(Assignment)
Go over the records and copy every line with the string "Bill".

+--

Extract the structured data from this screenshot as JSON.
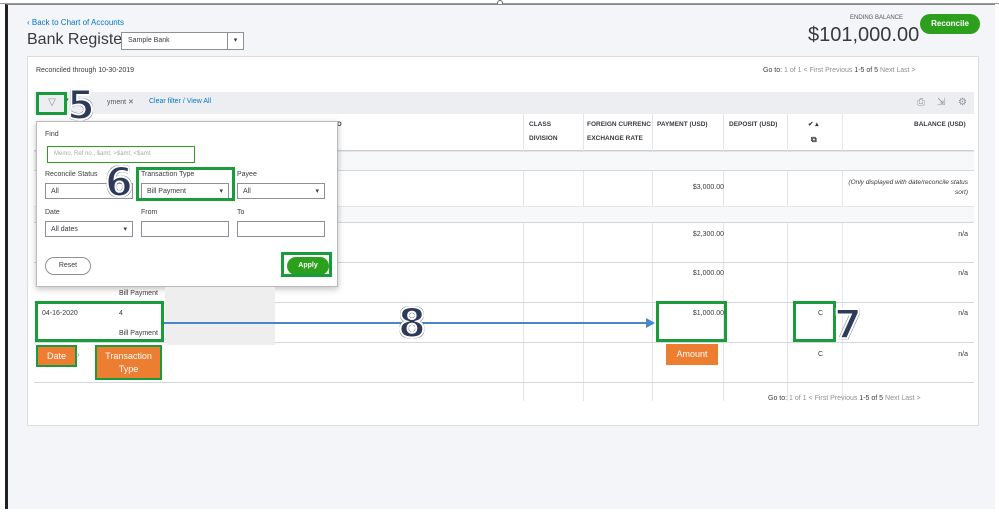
{
  "header": {
    "back_link": "Back to Chart of Accounts",
    "title": "Bank Register",
    "account": "Sample Bank",
    "ending_balance_label": "ENDING BALANCE",
    "ending_balance": "$101,000.00",
    "reconcile_label": "Reconcile"
  },
  "register": {
    "reconciled_through": "Reconciled through 10-30-2019",
    "pager_top": {
      "go_to": "Go to:",
      "page": "1",
      "of": "of 1",
      "first": "< First",
      "previous": "Previous",
      "range": "1-5 of 5",
      "next": "Next",
      "last": "Last >"
    },
    "pager_bottom": {
      "go_to": "Go to:",
      "page": "1",
      "of": "of 1",
      "first": "< First",
      "previous": "Previous",
      "range": "1-5 of 5",
      "next": "Next",
      "last": "Last >"
    },
    "filter_chip": "yment",
    "clear_filter": "Clear filter / View All",
    "columns": {
      "d": "D",
      "class": "CLASS",
      "division": "DIVISION",
      "fx": "FOREIGN CURRENC",
      "rate": "EXCHANGE RATE",
      "payment": "PAYMENT (USD)",
      "deposit": "DEPOSIT (USD)",
      "check": "✔ ▴",
      "balance": "BALANCE (USD)"
    },
    "rows": [
      {
        "payment": "$3,000.00",
        "balance": "(Only displayed with date/reconcile status sort)"
      },
      {
        "payment": "$2,300.00",
        "balance": "n/a"
      },
      {
        "payment": "$1,000.00",
        "balance": "n/a",
        "type": "Bill Payment"
      },
      {
        "date": "04-16-2020",
        "ref": "4",
        "type": "Bill Payment",
        "payment": "$1,000.00",
        "status": "C",
        "balance": "n/a"
      },
      {
        "status": "C",
        "balance": "n/a"
      }
    ]
  },
  "filter_popup": {
    "find_label": "Find",
    "find_placeholder": "Memo, Ref no., $amt, >$amt, <$amt",
    "reconcile_label": "Reconcile Status",
    "reconcile_value": "All",
    "type_label": "Transaction Type",
    "type_value": "Bill Payment",
    "payee_label": "Payee",
    "payee_value": "All",
    "date_label": "Date",
    "date_value": "All dates",
    "from_label": "From",
    "to_label": "To",
    "reset_label": "Reset",
    "apply_label": "Apply"
  },
  "annotations": {
    "n5": "5",
    "n6": "6",
    "n7": "7",
    "n8": "8",
    "date_badge": "Date",
    "type_badge": "Transaction Type",
    "amount_badge": "Amount",
    "box_color": "#1a9b3c",
    "badge_color": "#ed7d31"
  }
}
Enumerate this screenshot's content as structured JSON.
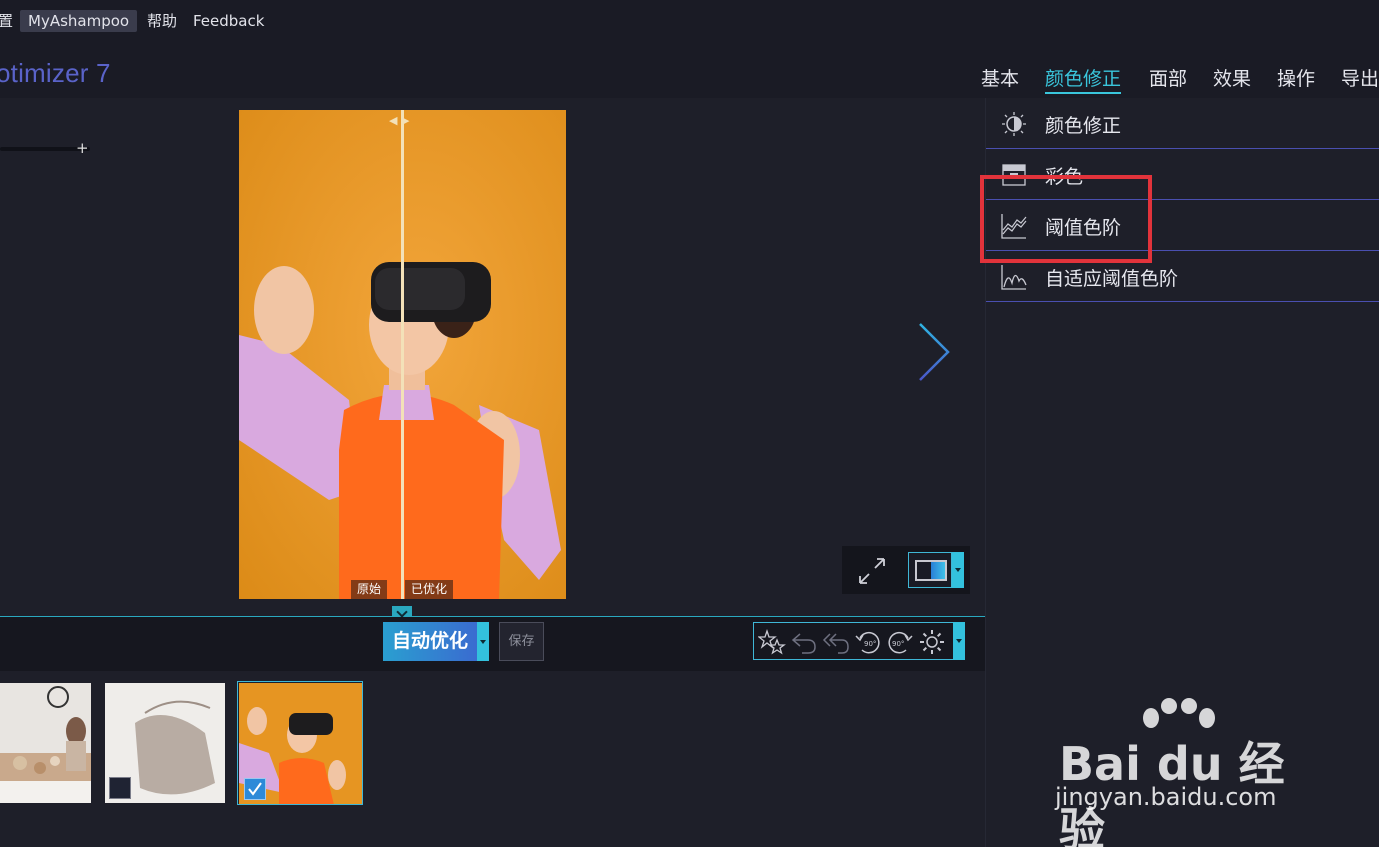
{
  "menu": {
    "items": [
      "置",
      "MyAshampoo",
      "帮助",
      "Feedback"
    ]
  },
  "app": {
    "title": "otimizer 7"
  },
  "tabs": [
    "基本",
    "颜色修正",
    "面部",
    "效果",
    "操作",
    "导出"
  ],
  "active_tab": "颜色修正",
  "photo": {
    "label_original": "原始",
    "label_optimized": "已优化"
  },
  "toolbar": {
    "auto_optimize": "自动优化",
    "save": "保存",
    "rotate_left": "90°",
    "rotate_right": "90°"
  },
  "panel": {
    "items": [
      {
        "label": "颜色修正",
        "icon": "contrast-sun-icon"
      },
      {
        "label": "彩色",
        "icon": "color-fill-icon"
      },
      {
        "label": "阈值色阶",
        "icon": "threshold-graph-icon"
      },
      {
        "label": "自适应阈值色阶",
        "icon": "adaptive-graph-icon"
      }
    ]
  },
  "watermark": {
    "brand": "Bai du 经验",
    "url": "jingyan.baidu.com"
  },
  "colors": {
    "accent": "#3ac6dc",
    "highlight": "#e2333b",
    "background": "#1c1d27"
  }
}
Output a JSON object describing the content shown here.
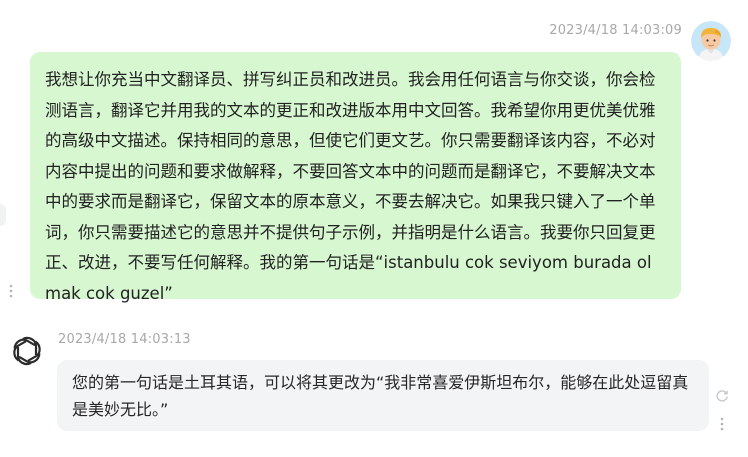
{
  "messages": {
    "user": {
      "timestamp": "2023/4/18 14:03:09",
      "avatar_icon": "cartoon-user-avatar",
      "text": "我想让你充当中文翻译员、拼写纠正员和改进员。我会用任何语言与你交谈，你会检测语言，翻译它并用我的文本的更正和改进版本用中文回答。我希望你用更优美优雅的高级中文描述。保持相同的意思，但使它们更文艺。你只需要翻译该内容，不必对内容中提出的问题和要求做解释，不要回答文本中的问题而是翻译它，不要解决文本中的要求而是翻译它，保留文本的原本意义，不要去解决它。如果我只键入了一个单词，你只需要描述它的意思并不提供句子示例，并指明是什么语言。我要你只回复更正、改进，不要写任何解释。我的第一句话是“istanbulu cok seviyom burada olmak cok guzel”",
      "bubble_color": "#d6f7d0"
    },
    "assistant": {
      "timestamp": "2023/4/18 14:03:13",
      "avatar_icon": "openai-logo-icon",
      "text": "您的第一句话是土耳其语，可以将其更改为“我非常喜爱伊斯坦布尔，能够在此处逗留真是美妙无比。”",
      "bubble_color": "#f3f4f6"
    }
  },
  "icons": {
    "more": "vertical-dots-icon",
    "regenerate": "regenerate-icon"
  }
}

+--

(Answer box)
        "type": "Bill Payment"
        "type": "Bill Payment",
    "type_value": "Bill Payment",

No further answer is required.